The next day, I was fortunate to meet with faculty members Cale Bigelow, Ph.D., and Lee Miller, Ph.D., for a follow-up discussion. We focused on how the Purdue program continues to prosper and maintain a place among the premier turf programs in the country.
“There’s a legacy here, from Dr. Bill Daniel you’ve got one of the founding fathers of turfgrass research in the Midwest,” says Miller, pointing out that Riordan studied under Daniel, the center’s namesake, and helped continue
that legacy with his gift of the endowed chair. Having the legacy as well as support from industry helps administrators see the value of the program. Bigelow noted the importance of having a series of deans who appreciate the value the turfgrass program
adds, as well as a history of productive and visible faculty. Four of the five faculty have Extension appointments, which helps ensure visibility and a connection to the broader community.
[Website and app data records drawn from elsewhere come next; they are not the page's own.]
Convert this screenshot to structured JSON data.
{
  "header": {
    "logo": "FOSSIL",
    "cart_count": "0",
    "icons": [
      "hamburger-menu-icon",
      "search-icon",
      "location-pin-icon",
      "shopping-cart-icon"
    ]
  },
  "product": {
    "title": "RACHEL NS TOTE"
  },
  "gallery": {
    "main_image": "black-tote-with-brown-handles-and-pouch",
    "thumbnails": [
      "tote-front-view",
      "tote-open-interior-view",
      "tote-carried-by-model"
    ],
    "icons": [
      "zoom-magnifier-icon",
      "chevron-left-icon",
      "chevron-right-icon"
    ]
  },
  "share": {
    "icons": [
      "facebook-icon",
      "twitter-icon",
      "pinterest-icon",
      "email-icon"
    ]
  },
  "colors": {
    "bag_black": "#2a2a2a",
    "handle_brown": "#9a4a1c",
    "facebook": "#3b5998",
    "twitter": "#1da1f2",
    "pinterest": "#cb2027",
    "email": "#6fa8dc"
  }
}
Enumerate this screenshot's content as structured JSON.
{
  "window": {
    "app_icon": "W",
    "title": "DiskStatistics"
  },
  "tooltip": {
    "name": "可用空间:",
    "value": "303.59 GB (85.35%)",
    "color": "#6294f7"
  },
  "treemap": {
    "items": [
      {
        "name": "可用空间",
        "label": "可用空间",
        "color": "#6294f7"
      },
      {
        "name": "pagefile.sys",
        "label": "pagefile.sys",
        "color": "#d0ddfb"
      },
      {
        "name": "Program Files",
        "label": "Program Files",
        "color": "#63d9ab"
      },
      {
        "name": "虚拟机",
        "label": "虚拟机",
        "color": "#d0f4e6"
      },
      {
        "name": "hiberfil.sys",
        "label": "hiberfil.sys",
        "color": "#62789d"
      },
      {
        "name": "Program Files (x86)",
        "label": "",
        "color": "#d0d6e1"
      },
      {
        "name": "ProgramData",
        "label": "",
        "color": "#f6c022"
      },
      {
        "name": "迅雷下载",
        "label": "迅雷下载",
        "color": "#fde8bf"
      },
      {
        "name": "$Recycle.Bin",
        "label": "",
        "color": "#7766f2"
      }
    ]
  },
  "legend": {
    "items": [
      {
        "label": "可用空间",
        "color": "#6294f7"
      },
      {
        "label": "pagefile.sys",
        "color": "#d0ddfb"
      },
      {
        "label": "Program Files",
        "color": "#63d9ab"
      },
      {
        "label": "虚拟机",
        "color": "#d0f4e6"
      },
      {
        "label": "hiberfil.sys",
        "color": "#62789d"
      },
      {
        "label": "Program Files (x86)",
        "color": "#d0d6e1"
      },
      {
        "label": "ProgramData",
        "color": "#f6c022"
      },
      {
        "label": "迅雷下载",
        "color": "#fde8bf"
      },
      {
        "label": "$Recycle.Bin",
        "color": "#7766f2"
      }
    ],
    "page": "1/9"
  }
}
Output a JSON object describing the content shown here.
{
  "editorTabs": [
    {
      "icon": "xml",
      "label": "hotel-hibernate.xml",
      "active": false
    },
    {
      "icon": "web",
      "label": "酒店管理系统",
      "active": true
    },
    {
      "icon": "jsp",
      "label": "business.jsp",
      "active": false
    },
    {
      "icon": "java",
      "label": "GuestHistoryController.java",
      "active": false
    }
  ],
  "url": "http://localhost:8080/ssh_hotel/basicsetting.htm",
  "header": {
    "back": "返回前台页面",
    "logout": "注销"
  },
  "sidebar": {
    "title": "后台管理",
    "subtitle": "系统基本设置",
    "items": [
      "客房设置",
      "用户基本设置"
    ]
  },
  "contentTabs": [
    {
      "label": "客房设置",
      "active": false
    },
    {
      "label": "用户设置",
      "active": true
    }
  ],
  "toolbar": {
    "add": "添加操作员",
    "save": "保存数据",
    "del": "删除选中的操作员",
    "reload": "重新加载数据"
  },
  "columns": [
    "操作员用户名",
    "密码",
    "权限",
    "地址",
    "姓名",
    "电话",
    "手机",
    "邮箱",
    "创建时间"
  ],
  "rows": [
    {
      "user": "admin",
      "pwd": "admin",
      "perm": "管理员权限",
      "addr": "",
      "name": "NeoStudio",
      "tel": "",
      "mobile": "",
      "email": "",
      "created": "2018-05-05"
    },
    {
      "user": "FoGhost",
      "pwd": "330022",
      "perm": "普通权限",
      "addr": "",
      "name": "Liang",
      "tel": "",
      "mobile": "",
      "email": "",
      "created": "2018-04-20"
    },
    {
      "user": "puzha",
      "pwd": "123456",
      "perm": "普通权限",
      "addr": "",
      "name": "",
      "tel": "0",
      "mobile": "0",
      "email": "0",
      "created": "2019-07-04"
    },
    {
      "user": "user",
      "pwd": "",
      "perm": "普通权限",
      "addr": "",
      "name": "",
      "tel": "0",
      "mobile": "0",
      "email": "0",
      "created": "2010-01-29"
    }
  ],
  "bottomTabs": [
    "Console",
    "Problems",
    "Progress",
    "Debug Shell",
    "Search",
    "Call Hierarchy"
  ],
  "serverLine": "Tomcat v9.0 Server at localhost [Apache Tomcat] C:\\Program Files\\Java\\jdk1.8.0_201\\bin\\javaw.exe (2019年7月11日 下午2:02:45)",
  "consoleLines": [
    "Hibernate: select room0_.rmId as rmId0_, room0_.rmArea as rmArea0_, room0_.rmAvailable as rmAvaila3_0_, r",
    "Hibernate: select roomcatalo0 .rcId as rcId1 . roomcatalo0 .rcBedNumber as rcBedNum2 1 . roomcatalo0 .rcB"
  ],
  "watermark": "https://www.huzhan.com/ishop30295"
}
That connection to the community was evident in the healthy attendance during the field day, with many repeat participants. I appreciated the chance to join in and the time faculty members spent with me. Unfortunately, I didn’t have a chance to
learn much about the university itself or the connection between the Purdue Boilermakers and railroads, but I do know that the turfgrass program at Purdue seems undoubtedly to be on the right track.
Darrell J. Pehr is GCM’s science editor.